Certificate valid for
The Temporary Works General Awareness Training course is designed to provide training for those involved in the temporary works process but who are not undertaking the role of the Temporary Works Co-Ordinator or Supervisor. The course is designed for candidates who have limited or no previous knowledge of temporary works.
The course is supported by a number of organisations, these are: Temporary Works Forum, CECA, Build UK, HSE and FMB. The support of these organisations offers transferability of the course within the industry.
The Site Safety Plus suite of courses provides a range of courses for people seeking to develop their skills in the building, civil engineering and allied industries. Designed from operative to senior manager level, they provide the skills you need to progress through the construction industry, from the one day Health and Safety Awareness course to the five-day Site Management Safety Training Scheme (SMSTS). We also offer refresher courses so that workers are always kept up to date with the latest techniques and industry practice to be safe whilst on the job.
This course is designed to provide training for those in temporary works but who are not undertaking the roles of either Temporary Works Co-ordinator (TWC) or Temporary Works Supervisor (TWS) as defined in BS 5975:2019 + A1:2011 (referred to hereafter as ‘BS5975’).
The rationale for the Temporary Works General Awareness Training Course is to:
To give delegates a general awareness and appreciation of temporary works, to understand:
At the end of the course delegates will be able to:
There are no formal entry requirements; however, the course assumes limited or no detailed previous knowledge of temporary works.
The minimum number of delegates per course is 4. The maximum number of delegates per course is 20. These are stipulated by the awarding body and are not subject to appeal.
Assessment will be by multiple choice questions at the end of the course as well as being expected to be interactive during the course.
Attendance does not confer competency as a Temporary Works Co-ordinator or Supervisor but is for the purposes of Continuing Professional Development (CPD).
The examination paper is compulsory and consists of 12 multiple choice questions selected by CITB.
The examination is an open book examination.
The examination lasts for 15 minutes and must be completed within this time.
The examination pass mark is 75%.
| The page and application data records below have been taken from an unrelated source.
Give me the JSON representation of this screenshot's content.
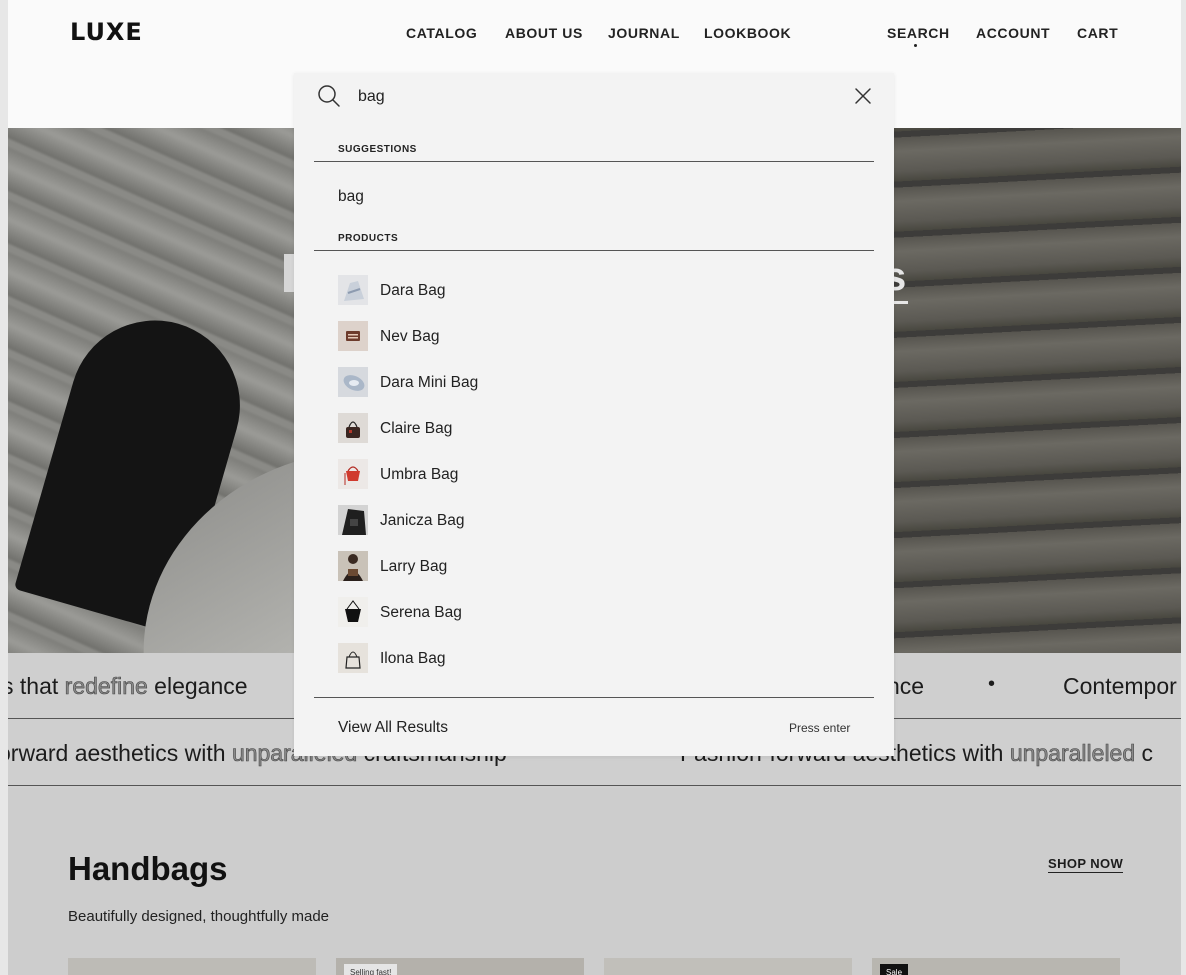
{
  "header": {
    "logo": "LUXE",
    "nav_left": [
      "CATALOG",
      "ABOUT US",
      "JOURNAL",
      "LOOKBOOK"
    ],
    "nav_right": [
      "SEARCH",
      "ACCOUNT",
      "CART"
    ],
    "active": "SEARCH"
  },
  "hero": {
    "visible_fragment_right": "s"
  },
  "search": {
    "query": "bag",
    "suggestions_label": "SUGGESTIONS",
    "suggestions": [
      "bag"
    ],
    "products_label": "PRODUCTS",
    "products": [
      {
        "name": "Dara Bag"
      },
      {
        "name": "Nev Bag"
      },
      {
        "name": "Dara Mini Bag"
      },
      {
        "name": "Claire Bag"
      },
      {
        "name": "Umbra Bag"
      },
      {
        "name": "Janicza Bag"
      },
      {
        "name": "Larry Bag"
      },
      {
        "name": "Serena Bag"
      },
      {
        "name": "Ilona Bag"
      }
    ],
    "view_all": "View All Results",
    "press_enter": "Press enter"
  },
  "marquee": {
    "row1": {
      "a_pre": "s that ",
      "a_outline": "redefine",
      "a_post": " elegance",
      "b": "nce",
      "c": "Contempor"
    },
    "row2": {
      "a_pre": "orward aesthetics with ",
      "a_outline": "unparalleled",
      "a_post": " craftsmanship",
      "b_pre": "Fashion-forward aesthetics with ",
      "b_outline": "unparalleled",
      "b_post": " c"
    }
  },
  "collection": {
    "title": "Handbags",
    "subtitle": "Beautifully designed, thoughtfully made",
    "cta": "SHOP NOW",
    "card_badges": [
      "Selling fast!",
      "Sale"
    ]
  },
  "colors": {
    "page_bg": "#fafafa",
    "panel_bg": "#f3f3f3",
    "marquee_bg": "#cfcfcf",
    "text": "#1c1c1c"
  }
}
Where a delegate has achieved 58%-67% in the examination, the delegate may re-sit the multiple-choice examination on the same day or by attending another course (for the exam only): subsequent arrangements will be at the delegate’s own expense.
The training provider must make arrangements with the delegate and ensure that the same examination paper is not used twice.
The delegate must re-sit the examination within 90 days of the last day previously attended
Should the delegate fail the re-sit, they will need to attend the full course again.
You will receive a CITB TWGATC Certificate valid for 5 years. It takes approximately 6-8 weeks for the CITB to issue certification.
CITB Site Safety Plus certificates awarded will be visible on the online card checker once the course paperwork has been processed.
If delegates are to perform the functions of Temporary Works Co-ordinator or Temporary Works Supervisor in the future, then they should attend the Temporary Works Co-ordinator or Temporary Works Supervisor training courses.
This course, including its group work and exercises, is constructed around raising awareness of temporary works and BS 5975.
Delegates are not required to bring a copy of BS 5975 with them to the course.
The BS 5975 standard is itself based on the 1974 interim and the 1975 Final reports of the Advisory Committee on Falsework (the Bragg report).
For in-house courses it is expected that the trainer will tailor the course around the organisation’s specialisations and temporary works procedures. There are many other publications that delegates may find useful as follow-up reading, although the specific documents which will be of most value to individual delegates will depend on their responsibilities and the nature of work in which they are involved.
The TWf have summarised the 2019 update as follows:
BS 5975: 2019 revises Sections 1 and 2 of the 2011 version. The principal changes are:
Details about the procedures which clients, permanent works designers and temporary works designers should adopt have been added.
The standard has been updated to take account of the Construction (Design and Management) Regulations 2015, particularly in respect of the interface between the design of permanent works and the design of temporary works.
Terms and definitions have been updated.
The principal contractor’s temporary works coordinator (PC’s TWC) retains overall responsibility for the temporary works on the site, but where another contractor manages their own temporary works within that site, they have their own procedures and appoint their own TWC.
NOTE: It should be noted that the changes in this revision affect Sections 1 and 2 only, and that Section 3 remains unchanged (excepting Clause 16.3.5, Fatigue).